Two high school students who testified Thursday at the hearing said it was common practice for girls to slick their faces with petroleum jelly at Chicago schools to avoid gashes from fingernails.

Hair is often clipped back so it would not be pulled out, said Maya Yancey-Gilmore, 17, one of two students who gave a presentation.

Her mother pulled her from Lincoln Park High School after her first year because of fights there. Maya is now a junior at St. Scholastica, a Catholic school.

"I didn't want to live with the fear and I was afraid every day," said her mother, Greer Gilmore.

 



Recent Headlines

Cook County commissioners move to reclaim health powers
Wednesday, March 25, 2020
Crain's Chicago Business

Cook County’s sweetened beverage tax worked: UIC study
Tuesday, February 25, 2020
WGN News

‘Sea change’ in county health system could put Preckwinkle, commissioners closer to the helm
Tuesday, February 25, 2020
Chicago Sun-Times

Fed Up With Postal Service Problems, North Side Officials Vow To Fix Constant Delivery Woes In Rogers Park
Tuesday, February 25, 2020
Block Club Chicago

Cook County's short-lived 'soda' tax worked, says new study
Tuesday, February 25, 2020
University Of Illinois at Chicago

Annals of Internal Medicine: Sweetened Beverage Study
Tuesday, February 25, 2020

Elevating Evanston Youth
Monday, February 24, 2020
Northwestern
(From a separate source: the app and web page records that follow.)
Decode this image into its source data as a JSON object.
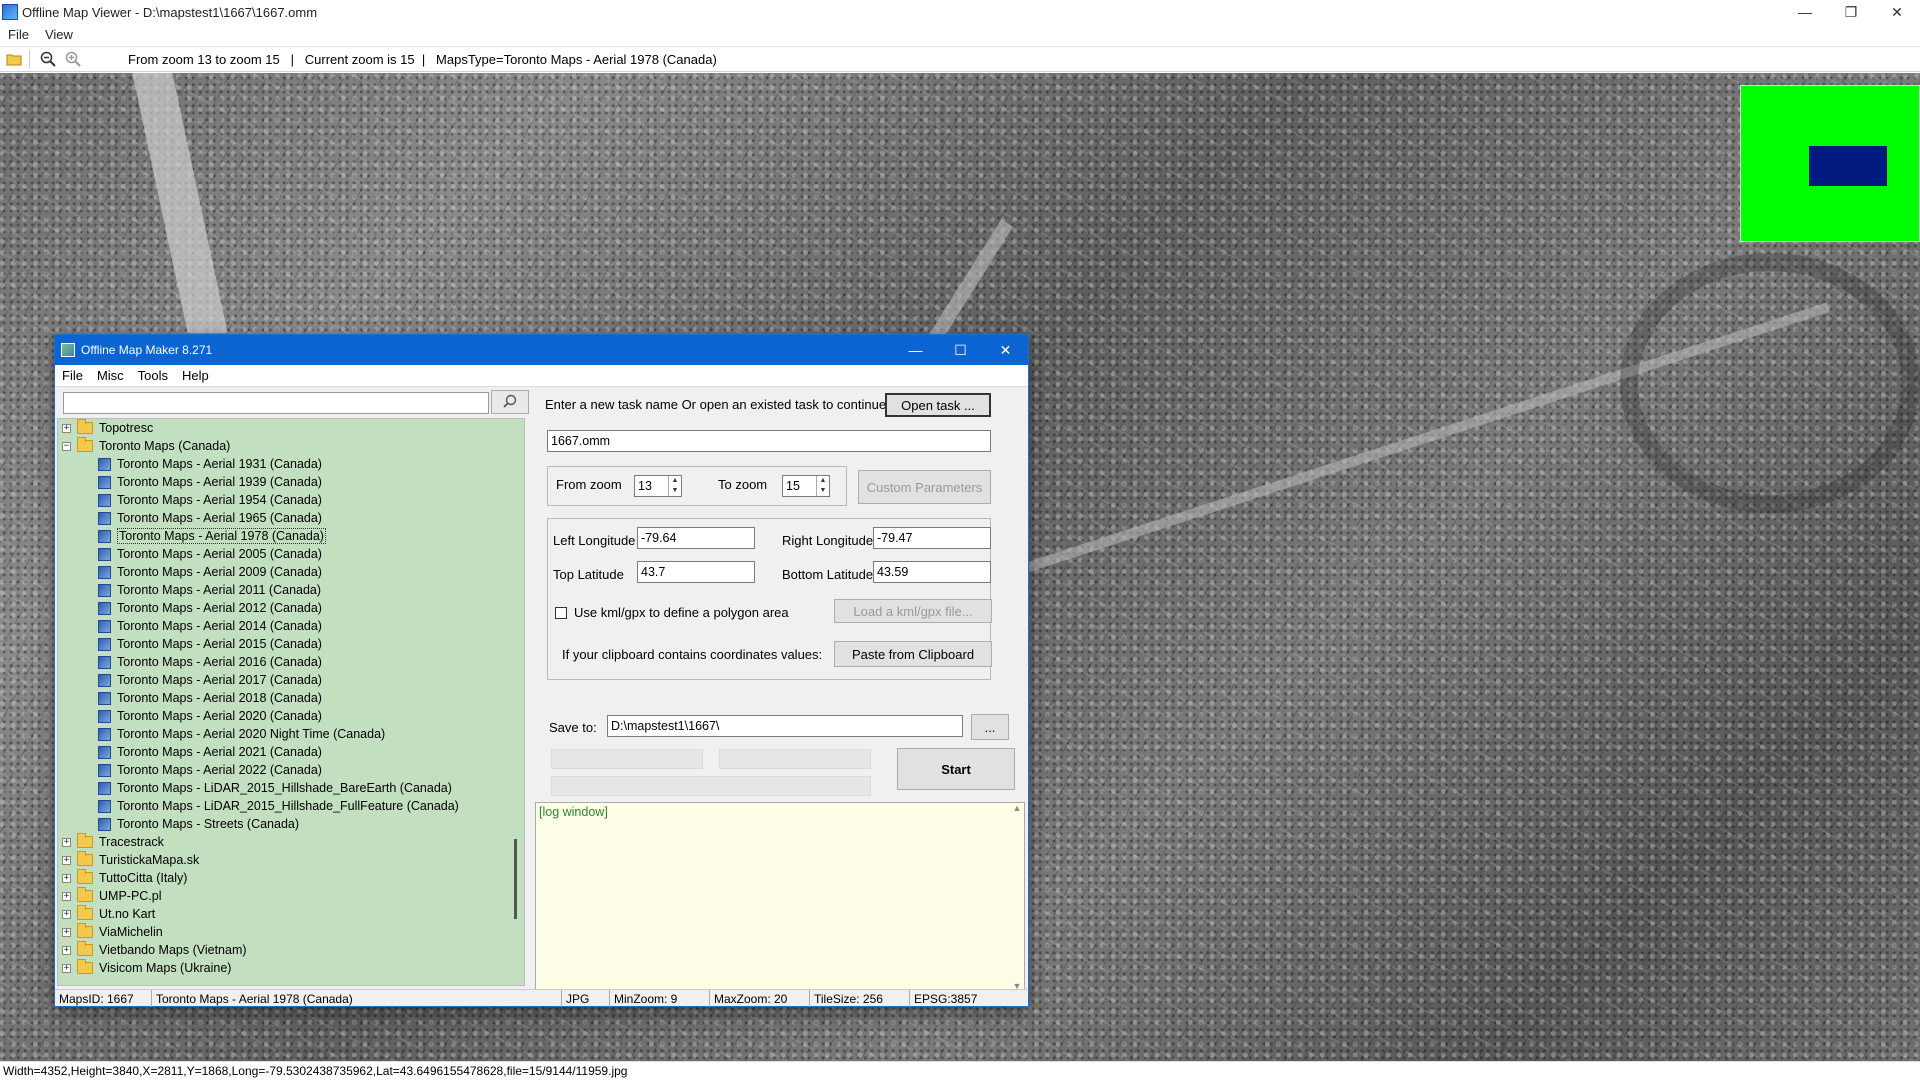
{
  "window": {
    "title": "Offline Map Viewer - D:\\mapstest1\\1667\\1667.omm",
    "controls": {
      "minimize": "—",
      "restore": "❐",
      "close": "✕"
    }
  },
  "menubar": {
    "file": "File",
    "view": "View"
  },
  "toolbar": {
    "status_text": "From zoom 13 to zoom 15   |   Current zoom is 15  |   MapsType=Toronto Maps - Aerial 1978 (Canada)"
  },
  "map": {
    "minimap_colors": {
      "background": "#00ff00",
      "viewport": "#001a80"
    }
  },
  "statusbar": {
    "text": "Width=4352,Height=3840,X=2811,Y=1868,Long=-79.5302438735962,Lat=43.6496155478628,file=15/9144/11959.jpg"
  },
  "dialog": {
    "title": "Offline Map Maker 8.271",
    "controls": {
      "minimize": "—",
      "maximize": "☐",
      "close": "✕"
    },
    "menu": {
      "file": "File",
      "misc": "Misc",
      "tools": "Tools",
      "help": "Help"
    },
    "search": {
      "value": ""
    },
    "tree": {
      "top_folders": [
        {
          "label": "Topotresc",
          "expander": "+"
        },
        {
          "label": "Toronto Maps (Canada)",
          "expander": "−"
        }
      ],
      "children": [
        "Toronto Maps - Aerial 1931 (Canada)",
        "Toronto Maps - Aerial 1939 (Canada)",
        "Toronto Maps - Aerial 1954 (Canada)",
        "Toronto Maps - Aerial 1965 (Canada)",
        "Toronto Maps - Aerial 1978 (Canada)",
        "Toronto Maps - Aerial 2005 (Canada)",
        "Toronto Maps - Aerial 2009 (Canada)",
        "Toronto Maps - Aerial 2011 (Canada)",
        "Toronto Maps - Aerial 2012 (Canada)",
        "Toronto Maps - Aerial 2014 (Canada)",
        "Toronto Maps - Aerial 2015 (Canada)",
        "Toronto Maps - Aerial 2016 (Canada)",
        "Toronto Maps - Aerial 2017 (Canada)",
        "Toronto Maps - Aerial 2018 (Canada)",
        "Toronto Maps - Aerial 2020 (Canada)",
        "Toronto Maps - Aerial 2020 Night Time (Canada)",
        "Toronto Maps - Aerial 2021 (Canada)",
        "Toronto Maps - Aerial 2022 (Canada)",
        "Toronto Maps - LiDAR_2015_Hillshade_BareEarth (Canada)",
        "Toronto Maps - LiDAR_2015_Hillshade_FullFeature (Canada)",
        "Toronto Maps - Streets (Canada)"
      ],
      "bottom_folders": [
        "Tracestrack",
        "TuristickaMapa.sk",
        "TuttoCitta (Italy)",
        "UMP-PC.pl",
        "Ut.no Kart",
        "ViaMichelin",
        "Vietbando Maps (Vietnam)",
        "Visicom Maps (Ukraine)"
      ],
      "selected": "Toronto Maps - Aerial 1978 (Canada)"
    },
    "task": {
      "prompt": "Enter a new task name Or open an existed task to continue:",
      "open_button": "Open task ...",
      "name_value": "1667.omm"
    },
    "zoom": {
      "from_label": "From zoom",
      "from_value": "13",
      "to_label": "To zoom",
      "to_value": "15",
      "custom_button": "Custom Parameters"
    },
    "area": {
      "left_lon_label": "Left Longitude",
      "left_lon_value": "-79.64",
      "right_lon_label": "Right Longitude",
      "right_lon_value": "-79.47",
      "top_lat_label": "Top Latitude",
      "top_lat_value": "43.7",
      "bottom_lat_label": "Bottom Latitude",
      "bottom_lat_value": "43.59",
      "kml_checkbox_label": "Use kml/gpx to define a polygon area",
      "kml_button": "Load a kml/gpx file...",
      "clipboard_label": "If your clipboard contains coordinates values:",
      "clipboard_button": "Paste from Clipboard"
    },
    "save": {
      "label": "Save to:",
      "value": "D:\\mapstest1\\1667\\",
      "browse_button": "...",
      "start_button": "Start"
    },
    "log": {
      "text": "[log window]"
    },
    "status": {
      "maps_id": "MapsID: 1667",
      "map_name": "Toronto Maps - Aerial 1978 (Canada)",
      "format": "JPG",
      "min_zoom": "MinZoom: 9",
      "max_zoom": "MaxZoom: 20",
      "tile_size": "TileSize: 256",
      "epsg": "EPSG:3857"
    }
  }
}
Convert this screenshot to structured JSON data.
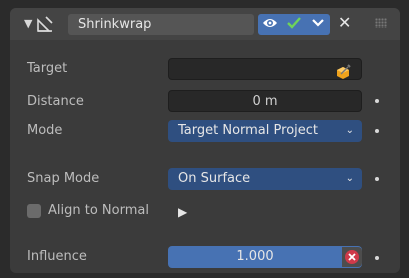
{
  "header": {
    "modifier_name": "Shrinkwrap",
    "icons": [
      "collapse-arrow-icon",
      "shrinkwrap-modifier-icon",
      "eye-icon",
      "checkmark-icon",
      "chevron-down-icon",
      "close-icon",
      "drag-grip-icon"
    ],
    "accent_color": "#4772b3"
  },
  "fields": {
    "target_label": "Target",
    "target_value": "",
    "distance_label": "Distance",
    "distance_value": "0 m",
    "mode_label": "Mode",
    "mode_value": "Target Normal Project",
    "snap_mode_label": "Snap Mode",
    "snap_mode_value": "On Surface",
    "align_to_normal_label": "Align to Normal",
    "align_to_normal_checked": false,
    "influence_label": "Influence",
    "influence_value": "1.000"
  }
}
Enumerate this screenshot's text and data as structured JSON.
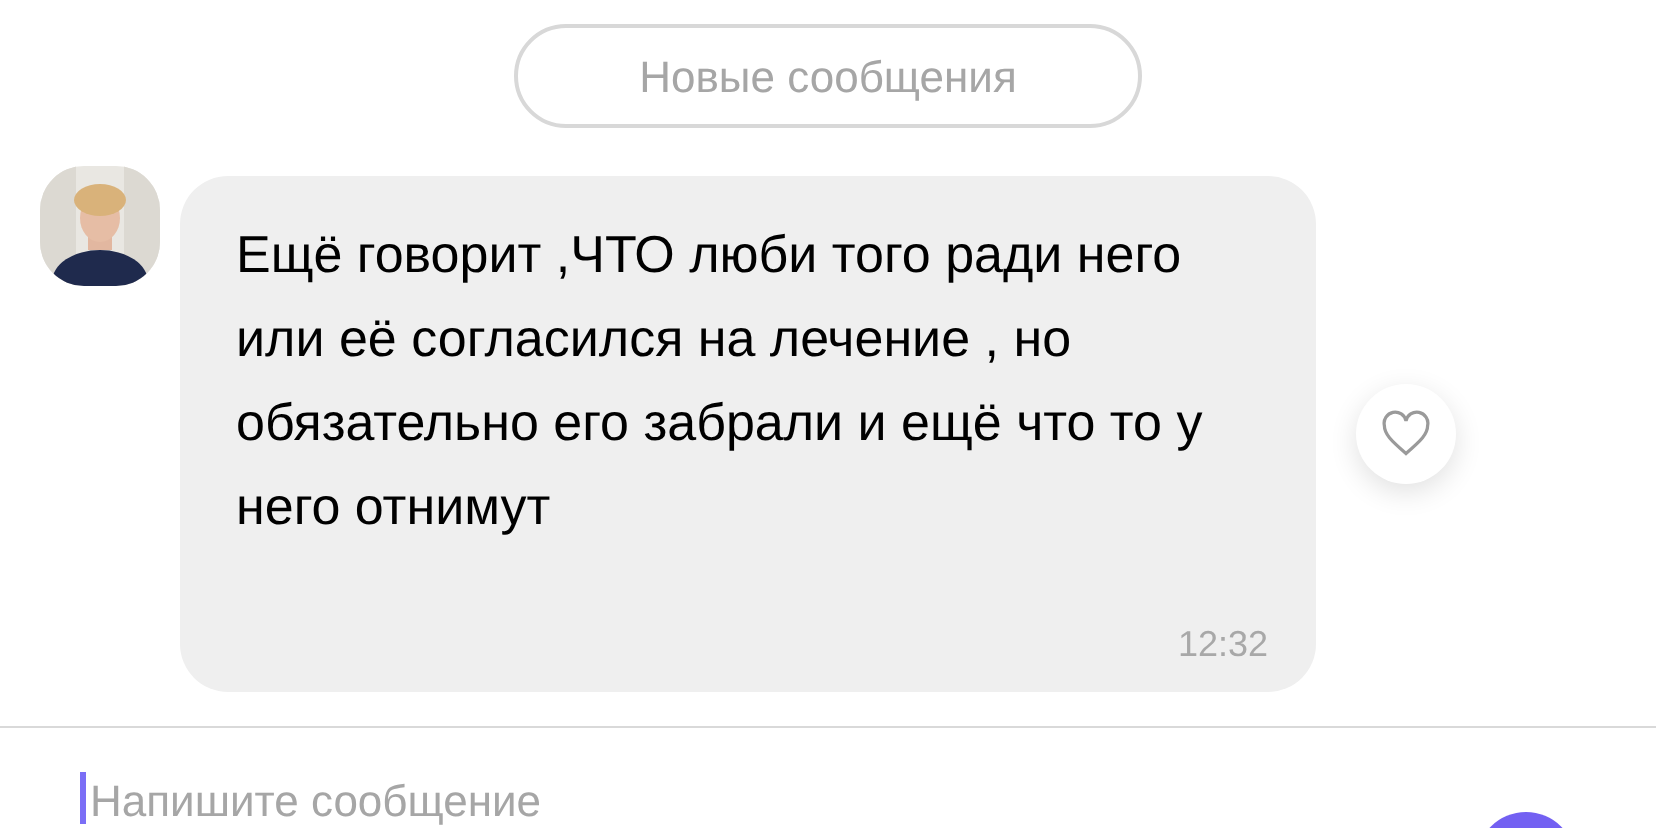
{
  "new_messages_button": "Новые сообщения",
  "message": {
    "text": "Ещё говорит ,ЧТО люби того ради него или её согласился на лечение , но обязательно его забрали и ещё что то у него отнимут",
    "time": "12:32",
    "liked": false
  },
  "composer": {
    "placeholder": "Напишите сообщение"
  }
}
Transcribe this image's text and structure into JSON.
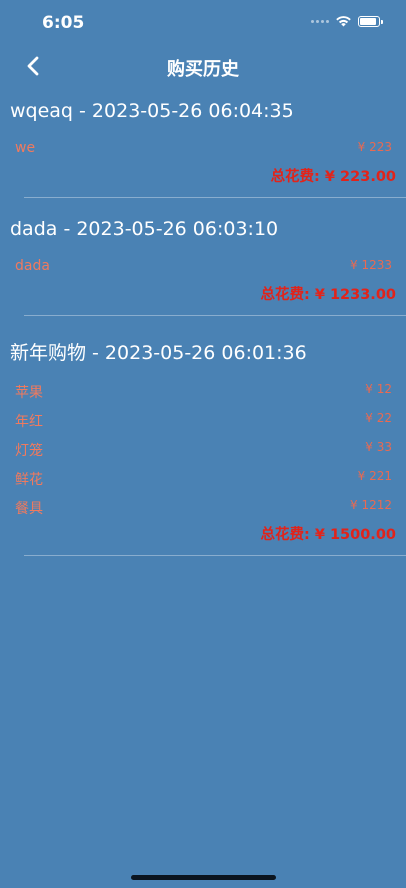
{
  "status_bar": {
    "time": "6:05"
  },
  "nav": {
    "title": "购买历史",
    "back_icon": "chevron-left-icon"
  },
  "orders": [
    {
      "header": "wqeaq - 2023-05-26 06:04:35",
      "items": [
        {
          "name": "we",
          "price": "¥ 223"
        }
      ],
      "total": "总花费: ¥ 223.00"
    },
    {
      "header": "dada - 2023-05-26 06:03:10",
      "items": [
        {
          "name": "dada",
          "price": "¥ 1233"
        }
      ],
      "total": "总花费: ¥ 1233.00"
    },
    {
      "header": "新年购物 - 2023-05-26 06:01:36",
      "items": [
        {
          "name": "苹果",
          "price": "¥ 12"
        },
        {
          "name": "年红",
          "price": "¥ 22"
        },
        {
          "name": "灯笼",
          "price": "¥ 33"
        },
        {
          "name": "鲜花",
          "price": "¥ 221"
        },
        {
          "name": "餐具",
          "price": "¥ 1212"
        }
      ],
      "total": "总花费: ¥ 1500.00"
    }
  ],
  "colors": {
    "background": "#4a82b4",
    "item_text": "#f07a5e",
    "total_text": "#e2231a"
  }
}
Cook County Health finance chief departs
Monday, February 24, 2020
Crain's Chicago Business

$14 million settlement proposed in lawsuit over Cook County inmates masturbating in front of female public defenders
Sunday, February 23, 2020
Chicago Sun-Times

The correct response to violent crime? Believe it or not, we're seeing it in Cook County.
Friday, February 21, 2020
Crain's Chicago Business

For The First Time In More Than A Decade, The Waitlist For Suburban Public Housing Is Opening
Friday, February 21, 2020
WBEZ News

Flashback: Cook County Hospital was home to big egos, surgical drama and stalwarts who found purpose in treating the poor
Friday, February 21, 2020
Chicago Tribune

Can courts do more to force FOID card violators to give up their guns?
Monday, February 17, 2020
Chicago Tribune

Keep the Cook County Health board independent
Sunday, February 16, 2020
Crain's Chicago Business

Park Ridge looks to move 911 dispatching services to Cook County call center
Thursday, February 13, 2020
Chicago Tribune

Editorial: A report’s flaws suggest: Cook County bail reforms may have endangered the public
Thursday, February 13, 2020
Chicago Tribune

Offering rehab instead of jail time, ‘Drug Court’ gives some a second chance
Thursday, February 13, 2020
WGN News

Preckwinkle aide barred from her offices after sexual harassment incident
Tuesday, February 11, 2020
Crain's Chicago Business

New outreach group combating Cook County’s opioid crisis by offering treatment, hope
Tuesday, February 11, 2020
WGN News

Evanston Officials Eye County Grant for Construction of New Animal Shelter
Monday, February 10, 2020
Evanston RoundTable

all news items

Paid for by Larry Suffredin and not at taxpayer expense. A Haymarket Production.
^ TOP